Web page and app entries:
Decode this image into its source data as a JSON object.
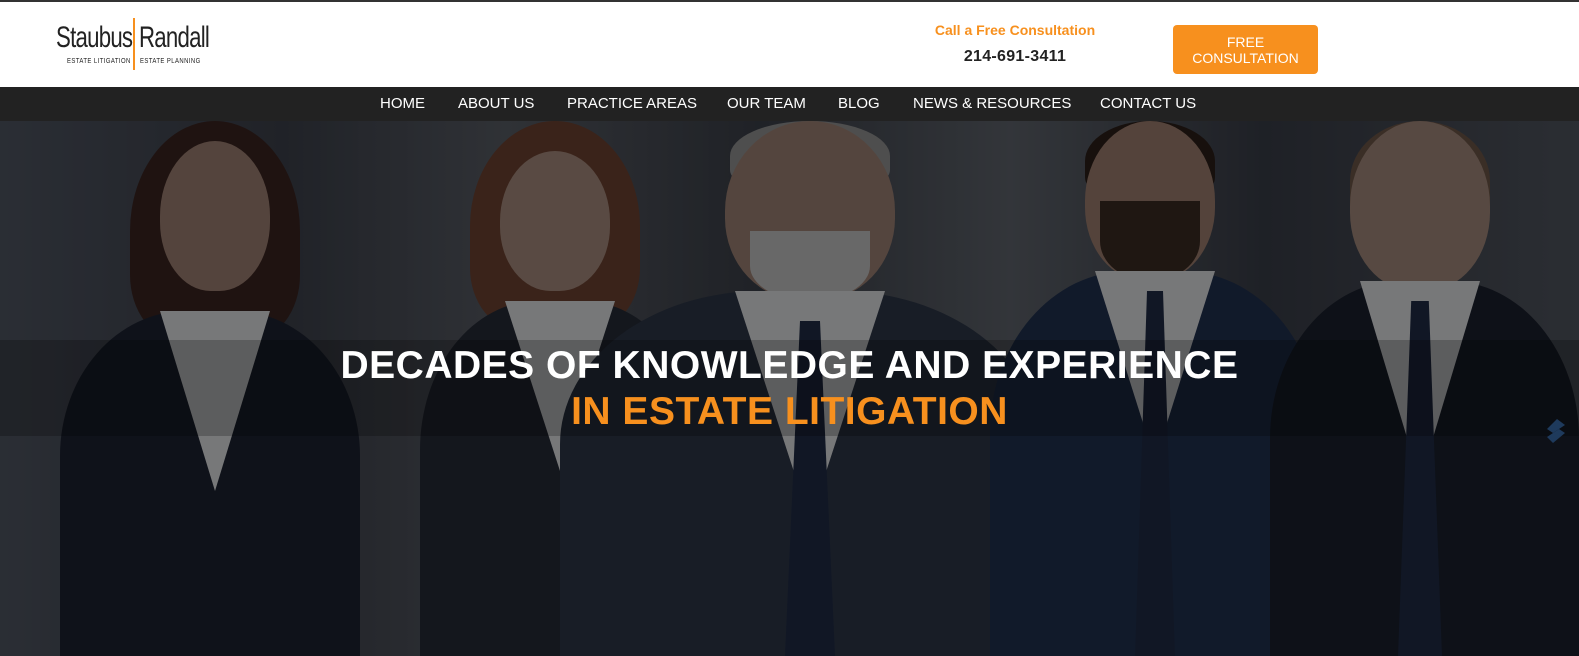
{
  "brand": {
    "name_left": "Staubus",
    "name_right": "Randall",
    "tag_left": "ESTATE LITIGATION",
    "tag_right": "ESTATE PLANNING",
    "accent_color": "#f7901e",
    "dark_color": "#222222"
  },
  "header": {
    "cta_label": "Call a Free Consultation",
    "phone": "214-691-3411",
    "button_line1": "FREE",
    "button_line2": "CONSULTATION"
  },
  "nav": {
    "items": [
      {
        "label": "HOME"
      },
      {
        "label": "ABOUT US"
      },
      {
        "label": "PRACTICE AREAS"
      },
      {
        "label": "OUR TEAM"
      },
      {
        "label": "BLOG"
      },
      {
        "label": "NEWS & RESOURCES"
      },
      {
        "label": "CONTACT US"
      }
    ]
  },
  "hero": {
    "headline_line1": "DECADES OF KNOWLEDGE AND EXPERIENCE",
    "headline_line2": "IN ESTATE LITIGATION",
    "image_subject": "group of business professionals in suits with crossed arms",
    "side_icon": "accessibility-icon"
  }
}
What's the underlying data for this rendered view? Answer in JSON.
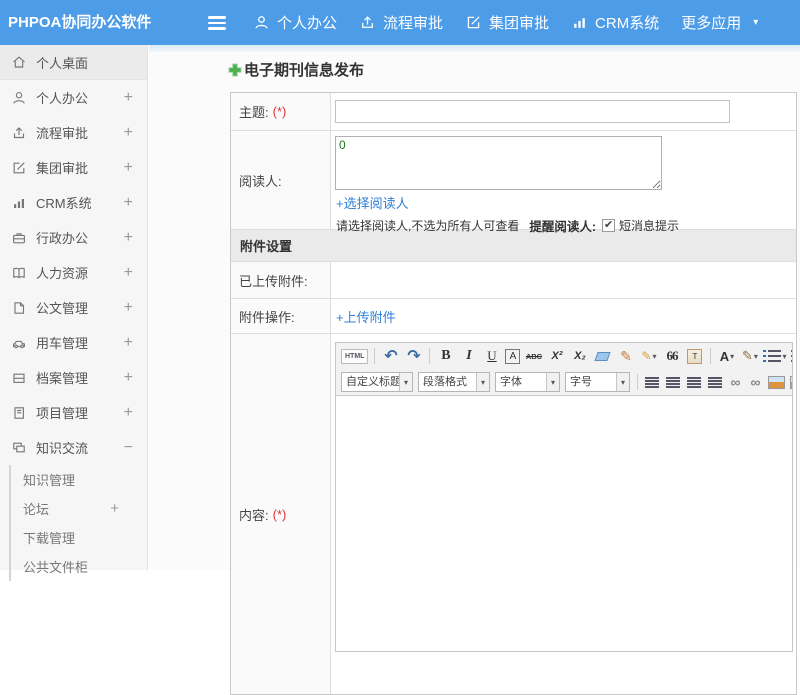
{
  "header": {
    "brand": "PHPOA协同办公软件",
    "nav": [
      {
        "label": "个人办公"
      },
      {
        "label": "流程审批"
      },
      {
        "label": "集团审批"
      },
      {
        "label": "CRM系统"
      },
      {
        "label": "更多应用"
      }
    ],
    "caret": "▾"
  },
  "sidebar": {
    "items": [
      {
        "label": "个人桌面",
        "expander": ""
      },
      {
        "label": "个人办公",
        "expander": "+"
      },
      {
        "label": "流程审批",
        "expander": "+"
      },
      {
        "label": "集团审批",
        "expander": "+"
      },
      {
        "label": "CRM系统",
        "expander": "+"
      },
      {
        "label": "行政办公",
        "expander": "+"
      },
      {
        "label": "人力资源",
        "expander": "+"
      },
      {
        "label": "公文管理",
        "expander": "+"
      },
      {
        "label": "用车管理",
        "expander": "+"
      },
      {
        "label": "档案管理",
        "expander": "+"
      },
      {
        "label": "项目管理",
        "expander": "+"
      },
      {
        "label": "知识交流",
        "expander": "−"
      }
    ],
    "subitems": [
      {
        "label": "知识管理",
        "expander": ""
      },
      {
        "label": "论坛",
        "expander": "+"
      },
      {
        "label": "下载管理",
        "expander": ""
      },
      {
        "label": "公共文件柜",
        "expander": ""
      }
    ]
  },
  "form": {
    "title": "电子期刊信息发布",
    "subject_label": "主题:",
    "required_mark": "(*)",
    "readers_label": "阅读人:",
    "readers_value": "0",
    "select_readers_link": "+选择阅读人",
    "readers_note": "请选择阅读人,不选为所有人可查看",
    "remind_label": "提醒阅读人:",
    "sms_label": "短消息提示",
    "attach_section": "附件设置",
    "uploaded_label": "已上传附件:",
    "attach_op_label": "附件操作:",
    "upload_link": "+上传附件",
    "content_label": "内容:"
  },
  "editor": {
    "html_label": "HTML",
    "undo_glyph": "↶",
    "redo_glyph": "↷",
    "bold": "B",
    "italic": "I",
    "underline": "U",
    "font_box": "A",
    "strike": "ABC",
    "sup": "X²",
    "sub": "X₂",
    "brush_glyph": "✎",
    "wand_glyph": "✎",
    "quote": "66",
    "clipboard_t": "T",
    "forecolor": "A",
    "pen_glyph": "✎",
    "chain_glyph": "∞",
    "caret": "▾",
    "selects": [
      {
        "label": "自定义标题"
      },
      {
        "label": "段落格式"
      },
      {
        "label": "字体"
      },
      {
        "label": "字号"
      }
    ]
  },
  "colors": {
    "header_blue": "#4d9ce8",
    "link_blue": "#2e7fd6",
    "required_red": "#e23333",
    "plus_green": "#44b04a"
  }
}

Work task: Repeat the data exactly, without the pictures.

Written response:
Decode this image into its source data as a JSON object.
{
  "brand": {
    "name_left": "Staubus",
    "name_right": "Randall",
    "tag_left": "ESTATE LITIGATION",
    "tag_right": "ESTATE PLANNING",
    "accent_color": "#f7901e",
    "dark_color": "#222222"
  },
  "header": {
    "cta_label": "Call a Free Consultation",
    "phone": "214-691-3411",
    "button_line1": "FREE",
    "button_line2": "CONSULTATION"
  },
  "nav": {
    "items": [
      {
        "label": "HOME"
      },
      {
        "label": "ABOUT US"
      },
      {
        "label": "PRACTICE AREAS"
      },
      {
        "label": "OUR TEAM"
      },
      {
        "label": "BLOG"
      },
      {
        "label": "NEWS & RESOURCES"
      },
      {
        "label": "CONTACT US"
      }
    ]
  },
  "hero": {
    "headline_line1": "DECADES OF KNOWLEDGE AND EXPERIENCE",
    "headline_line2": "IN ESTATE LITIGATION",
    "image_subject": "group of business professionals in suits with crossed arms",
    "side_icon": "accessibility-icon"
  }
}
What's the underlying data for this rendered view? Answer in JSON.
{
  "header": {
    "brand": "PHPOA协同办公软件",
    "nav": [
      {
        "label": "个人办公"
      },
      {
        "label": "流程审批"
      },
      {
        "label": "集团审批"
      },
      {
        "label": "CRM系统"
      },
      {
        "label": "更多应用"
      }
    ],
    "caret": "▾"
  },
  "sidebar": {
    "items": [
      {
        "label": "个人桌面",
        "expander": ""
      },
      {
        "label": "个人办公",
        "expander": "+"
      },
      {
        "label": "流程审批",
        "expander": "+"
      },
      {
        "label": "集团审批",
        "expander": "+"
      },
      {
        "label": "CRM系统",
        "expander": "+"
      },
      {
        "label": "行政办公",
        "expander": "+"
      },
      {
        "label": "人力资源",
        "expander": "+"
      },
      {
        "label": "公文管理",
        "expander": "+"
      },
      {
        "label": "用车管理",
        "expander": "+"
      },
      {
        "label": "档案管理",
        "expander": "+"
      },
      {
        "label": "项目管理",
        "expander": "+"
      },
      {
        "label": "知识交流",
        "expander": "−"
      }
    ],
    "subitems": [
      {
        "label": "知识管理",
        "expander": ""
      },
      {
        "label": "论坛",
        "expander": "+"
      },
      {
        "label": "下载管理",
        "expander": ""
      },
      {
        "label": "公共文件柜",
        "expander": ""
      }
    ]
  },
  "form": {
    "title": "电子期刊信息发布",
    "subject_label": "主题:",
    "required_mark": "(*)",
    "readers_label": "阅读人:",
    "readers_value": "0",
    "select_readers_link": "+选择阅读人",
    "readers_note": "请选择阅读人,不选为所有人可查看",
    "remind_label": "提醒阅读人:",
    "sms_label": "短消息提示",
    "attach_section": "附件设置",
    "uploaded_label": "已上传附件:",
    "attach_op_label": "附件操作:",
    "upload_link": "+上传附件",
    "content_label": "内容:"
  },
  "editor": {
    "html_label": "HTML",
    "undo_glyph": "↶",
    "redo_glyph": "↷",
    "bold": "B",
    "italic": "I",
    "underline": "U",
    "font_box": "A",
    "strike": "ABC",
    "sup": "X²",
    "sub": "X₂",
    "brush_glyph": "✎",
    "wand_glyph": "✎",
    "quote": "66",
    "clipboard_t": "T",
    "forecolor": "A",
    "pen_glyph": "✎",
    "chain_glyph": "∞",
    "caret": "▾",
    "selects": [
      {
        "label": "自定义标题"
      },
      {
        "label": "段落格式"
      },
      {
        "label": "字体"
      },
      {
        "label": "字号"
      }
    ]
  },
  "colors": {
    "header_blue": "#4d9ce8",
    "link_blue": "#2e7fd6",
    "required_red": "#e23333",
    "plus_green": "#44b04a"
  }
}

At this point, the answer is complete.